◆ What you will do
Count the lines below containing "username". Number only.

◆ Recorded data
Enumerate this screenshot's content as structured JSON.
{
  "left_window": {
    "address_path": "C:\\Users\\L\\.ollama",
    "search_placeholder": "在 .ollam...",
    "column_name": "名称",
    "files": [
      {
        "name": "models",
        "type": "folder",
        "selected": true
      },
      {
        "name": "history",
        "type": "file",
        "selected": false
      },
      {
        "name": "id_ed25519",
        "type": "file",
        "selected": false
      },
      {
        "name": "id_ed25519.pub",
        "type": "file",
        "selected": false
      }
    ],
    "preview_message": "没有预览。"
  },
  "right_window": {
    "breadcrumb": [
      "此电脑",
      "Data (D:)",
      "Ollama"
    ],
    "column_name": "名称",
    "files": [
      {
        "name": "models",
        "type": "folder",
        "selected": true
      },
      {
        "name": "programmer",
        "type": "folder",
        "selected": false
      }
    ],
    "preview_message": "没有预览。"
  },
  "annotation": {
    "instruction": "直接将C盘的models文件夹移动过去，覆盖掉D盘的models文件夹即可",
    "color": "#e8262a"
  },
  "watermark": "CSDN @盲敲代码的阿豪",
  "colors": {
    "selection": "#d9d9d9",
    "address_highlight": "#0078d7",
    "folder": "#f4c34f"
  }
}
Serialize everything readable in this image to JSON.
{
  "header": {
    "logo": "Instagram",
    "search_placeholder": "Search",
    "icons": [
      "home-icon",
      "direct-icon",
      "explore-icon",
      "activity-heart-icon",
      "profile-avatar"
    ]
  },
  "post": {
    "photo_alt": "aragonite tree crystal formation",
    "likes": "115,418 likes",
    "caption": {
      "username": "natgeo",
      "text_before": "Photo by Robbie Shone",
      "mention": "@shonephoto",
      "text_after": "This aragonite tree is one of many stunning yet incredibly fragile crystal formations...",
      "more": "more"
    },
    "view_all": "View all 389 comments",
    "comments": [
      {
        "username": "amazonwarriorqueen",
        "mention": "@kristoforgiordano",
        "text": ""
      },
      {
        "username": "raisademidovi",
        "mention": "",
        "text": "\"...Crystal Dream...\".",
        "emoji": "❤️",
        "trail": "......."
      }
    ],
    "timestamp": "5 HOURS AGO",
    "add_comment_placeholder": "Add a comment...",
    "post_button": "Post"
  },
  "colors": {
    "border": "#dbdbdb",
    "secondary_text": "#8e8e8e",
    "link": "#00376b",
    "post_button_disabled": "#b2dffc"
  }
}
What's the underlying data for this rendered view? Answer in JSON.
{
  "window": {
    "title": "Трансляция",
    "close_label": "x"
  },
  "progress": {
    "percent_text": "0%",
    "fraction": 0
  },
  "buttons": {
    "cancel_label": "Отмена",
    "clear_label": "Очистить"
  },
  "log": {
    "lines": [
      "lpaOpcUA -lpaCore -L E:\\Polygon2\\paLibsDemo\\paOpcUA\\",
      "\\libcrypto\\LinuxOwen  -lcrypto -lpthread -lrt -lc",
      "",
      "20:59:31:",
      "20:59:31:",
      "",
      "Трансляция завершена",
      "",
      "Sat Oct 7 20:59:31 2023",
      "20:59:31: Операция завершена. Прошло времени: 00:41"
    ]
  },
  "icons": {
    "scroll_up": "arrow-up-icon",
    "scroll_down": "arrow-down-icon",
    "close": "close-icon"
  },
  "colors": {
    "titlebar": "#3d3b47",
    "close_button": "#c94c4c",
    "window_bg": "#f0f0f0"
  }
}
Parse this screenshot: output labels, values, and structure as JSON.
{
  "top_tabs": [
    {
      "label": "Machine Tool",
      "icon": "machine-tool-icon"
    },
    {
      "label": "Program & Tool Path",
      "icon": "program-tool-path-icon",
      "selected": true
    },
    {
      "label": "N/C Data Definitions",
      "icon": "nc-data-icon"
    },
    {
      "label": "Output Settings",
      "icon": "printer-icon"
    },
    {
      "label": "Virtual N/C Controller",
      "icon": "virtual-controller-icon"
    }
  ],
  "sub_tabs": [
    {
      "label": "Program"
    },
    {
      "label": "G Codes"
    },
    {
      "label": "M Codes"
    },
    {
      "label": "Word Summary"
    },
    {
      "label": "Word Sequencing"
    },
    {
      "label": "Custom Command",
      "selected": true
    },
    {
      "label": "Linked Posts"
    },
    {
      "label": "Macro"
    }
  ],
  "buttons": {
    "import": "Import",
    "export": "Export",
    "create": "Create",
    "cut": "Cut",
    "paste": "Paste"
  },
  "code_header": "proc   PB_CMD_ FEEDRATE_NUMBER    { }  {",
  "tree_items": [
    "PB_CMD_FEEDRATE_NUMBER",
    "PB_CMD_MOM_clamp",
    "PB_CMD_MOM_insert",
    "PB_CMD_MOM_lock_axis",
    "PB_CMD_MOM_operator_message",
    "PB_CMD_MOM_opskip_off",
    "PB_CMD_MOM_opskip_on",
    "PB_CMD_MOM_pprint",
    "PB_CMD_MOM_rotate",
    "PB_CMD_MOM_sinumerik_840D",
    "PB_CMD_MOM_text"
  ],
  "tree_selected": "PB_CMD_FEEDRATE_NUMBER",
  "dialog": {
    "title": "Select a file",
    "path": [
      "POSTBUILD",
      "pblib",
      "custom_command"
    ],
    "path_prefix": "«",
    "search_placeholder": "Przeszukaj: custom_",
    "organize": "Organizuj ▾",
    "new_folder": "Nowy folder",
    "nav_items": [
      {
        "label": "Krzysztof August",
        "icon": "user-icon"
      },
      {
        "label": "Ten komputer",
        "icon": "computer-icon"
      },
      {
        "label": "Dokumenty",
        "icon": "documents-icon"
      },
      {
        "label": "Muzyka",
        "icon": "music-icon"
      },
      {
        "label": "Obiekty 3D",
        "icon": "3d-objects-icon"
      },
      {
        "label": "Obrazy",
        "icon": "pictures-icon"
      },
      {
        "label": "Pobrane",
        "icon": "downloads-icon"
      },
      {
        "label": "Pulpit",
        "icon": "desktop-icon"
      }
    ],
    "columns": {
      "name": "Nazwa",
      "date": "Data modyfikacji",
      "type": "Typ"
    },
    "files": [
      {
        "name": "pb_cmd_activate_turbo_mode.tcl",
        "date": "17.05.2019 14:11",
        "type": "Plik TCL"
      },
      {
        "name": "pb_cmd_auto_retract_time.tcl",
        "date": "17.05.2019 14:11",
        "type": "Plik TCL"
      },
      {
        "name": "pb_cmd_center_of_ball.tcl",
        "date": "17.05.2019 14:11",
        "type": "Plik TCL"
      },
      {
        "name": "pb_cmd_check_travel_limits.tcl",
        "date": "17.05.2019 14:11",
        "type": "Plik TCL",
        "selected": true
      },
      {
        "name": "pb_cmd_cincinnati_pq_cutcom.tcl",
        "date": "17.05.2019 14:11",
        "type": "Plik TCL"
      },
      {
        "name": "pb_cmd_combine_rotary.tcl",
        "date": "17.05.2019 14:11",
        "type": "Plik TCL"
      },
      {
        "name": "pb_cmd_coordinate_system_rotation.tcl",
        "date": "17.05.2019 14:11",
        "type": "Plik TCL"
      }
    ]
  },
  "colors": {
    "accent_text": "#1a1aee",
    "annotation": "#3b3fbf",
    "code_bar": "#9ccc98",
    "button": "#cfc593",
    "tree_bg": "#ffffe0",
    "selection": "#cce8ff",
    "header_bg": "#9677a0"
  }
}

◆ Expected output
3